This is from the Destinations of Leavers from Higher Education Survey, based on responses from graduates who studied the same subject area here.

It offers a snapshot of what grads went on to do six months later, what they were earning on average, and whether they felt their degree helped them obtain a 'graduate role'. We calculate a mean rating to indicate if this is high, medium or low compared to other universities.

Have a question about this info? Learn more here

Graduate field commentary:

The Higher Education Careers Services Unit have provided some further context for all graduates in this subject area, including details that numbers alone might not show

Have a question about this info? Learn more here

The Longitudinal Educational Outcomes dataset combines HRMC earnings data with student records from the Higher Education Statistics Agency.

While there are lots of factors at play when it comes to your future earnings, use this as a rough timeline of what graduates in this subject area were earning on average one, three and five years later.
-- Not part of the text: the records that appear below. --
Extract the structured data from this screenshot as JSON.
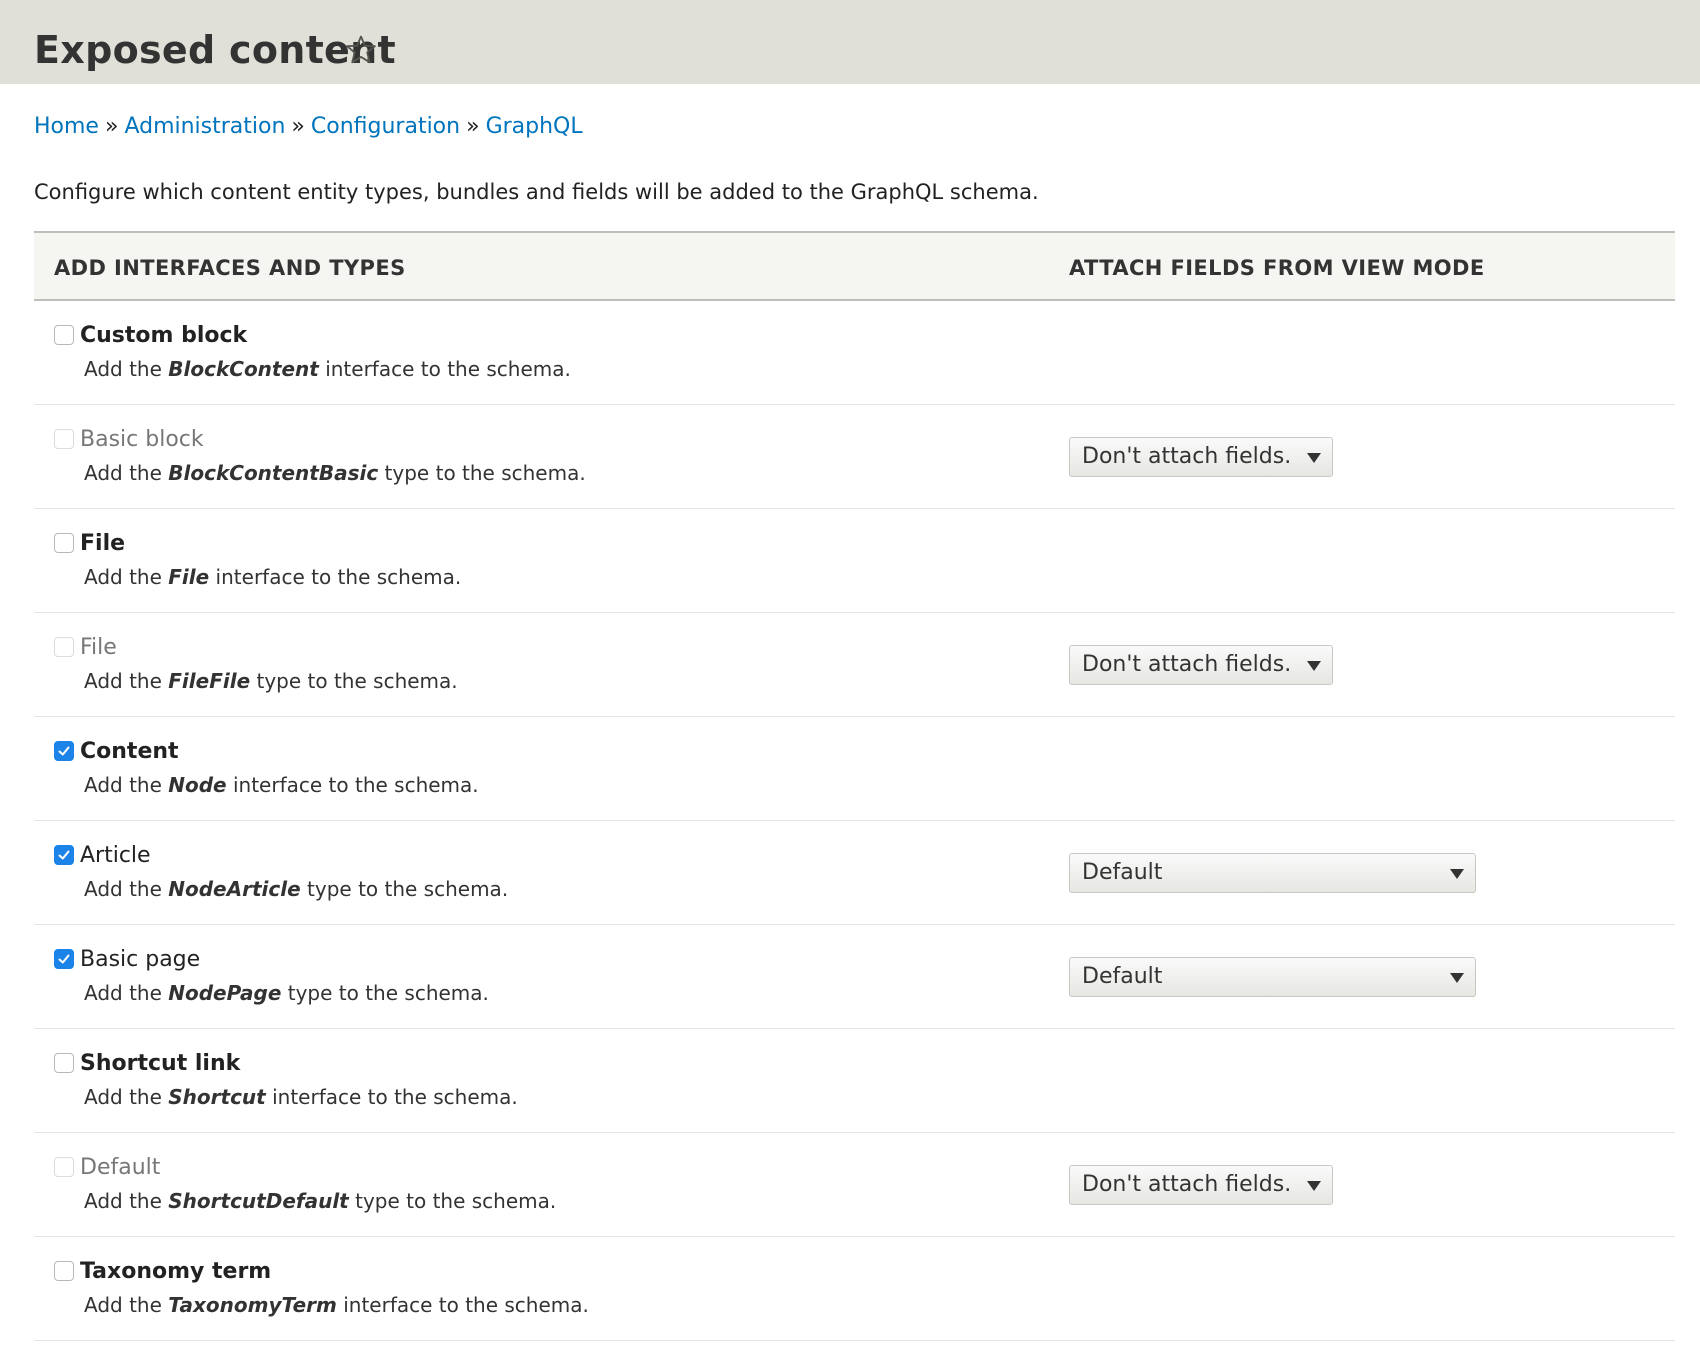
{
  "header": {
    "title": "Exposed content",
    "star_icon": "star-outline-icon"
  },
  "breadcrumb": [
    {
      "label": "Home"
    },
    {
      "label": "Administration"
    },
    {
      "label": "Configuration"
    },
    {
      "label": "GraphQL"
    }
  ],
  "breadcrumb_separator": "»",
  "description": "Configure which content entity types, bundles and fields will be added to the GraphQL schema.",
  "table": {
    "headers": {
      "types": "ADD INTERFACES AND TYPES",
      "view_mode": "ATTACH FIELDS FROM VIEW MODE"
    },
    "rows": [
      {
        "label": "Custom block",
        "desc_pre": "Add the ",
        "desc_name": "BlockContent",
        "desc_post": " interface to the schema.",
        "checked": false,
        "disabled": false,
        "kind": "interface"
      },
      {
        "label": "Basic block",
        "desc_pre": "Add the ",
        "desc_name": "BlockContentBasic",
        "desc_post": " type to the schema.",
        "checked": false,
        "disabled": true,
        "kind": "type",
        "select_value": "Don't attach fields."
      },
      {
        "label": "File",
        "desc_pre": "Add the ",
        "desc_name": "File",
        "desc_post": " interface to the schema.",
        "checked": false,
        "disabled": false,
        "kind": "interface"
      },
      {
        "label": "File",
        "desc_pre": "Add the ",
        "desc_name": "FileFile",
        "desc_post": " type to the schema.",
        "checked": false,
        "disabled": true,
        "kind": "type",
        "select_value": "Don't attach fields."
      },
      {
        "label": "Content",
        "desc_pre": "Add the ",
        "desc_name": "Node",
        "desc_post": " interface to the schema.",
        "checked": true,
        "disabled": false,
        "kind": "interface"
      },
      {
        "label": "Article",
        "desc_pre": "Add the ",
        "desc_name": "NodeArticle",
        "desc_post": " type to the schema.",
        "checked": true,
        "disabled": false,
        "kind": "type",
        "select_value": "Default"
      },
      {
        "label": "Basic page",
        "desc_pre": "Add the ",
        "desc_name": "NodePage",
        "desc_post": " type to the schema.",
        "checked": true,
        "disabled": false,
        "kind": "type",
        "select_value": "Default"
      },
      {
        "label": "Shortcut link",
        "desc_pre": "Add the ",
        "desc_name": "Shortcut",
        "desc_post": " interface to the schema.",
        "checked": false,
        "disabled": false,
        "kind": "interface"
      },
      {
        "label": "Default",
        "desc_pre": "Add the ",
        "desc_name": "ShortcutDefault",
        "desc_post": " type to the schema.",
        "checked": false,
        "disabled": true,
        "kind": "type",
        "select_value": "Don't attach fields."
      },
      {
        "label": "Taxonomy term",
        "desc_pre": "Add the ",
        "desc_name": "TaxonomyTerm",
        "desc_post": " interface to the schema.",
        "checked": false,
        "disabled": false,
        "kind": "interface"
      }
    ]
  },
  "colors": {
    "link": "#0074bd",
    "checkbox_checked": "#1c83e8",
    "header_bg": "#e0e0d8"
  },
  "icons": {
    "checkbox_check": "checkmark-icon",
    "select_arrow": "triangle-down-icon"
  }
}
Can you see a steady increase in salary, or did grads need some experience under their belt before seeing a nice bump up in their pay packet?

Have a question about this info? Learn more here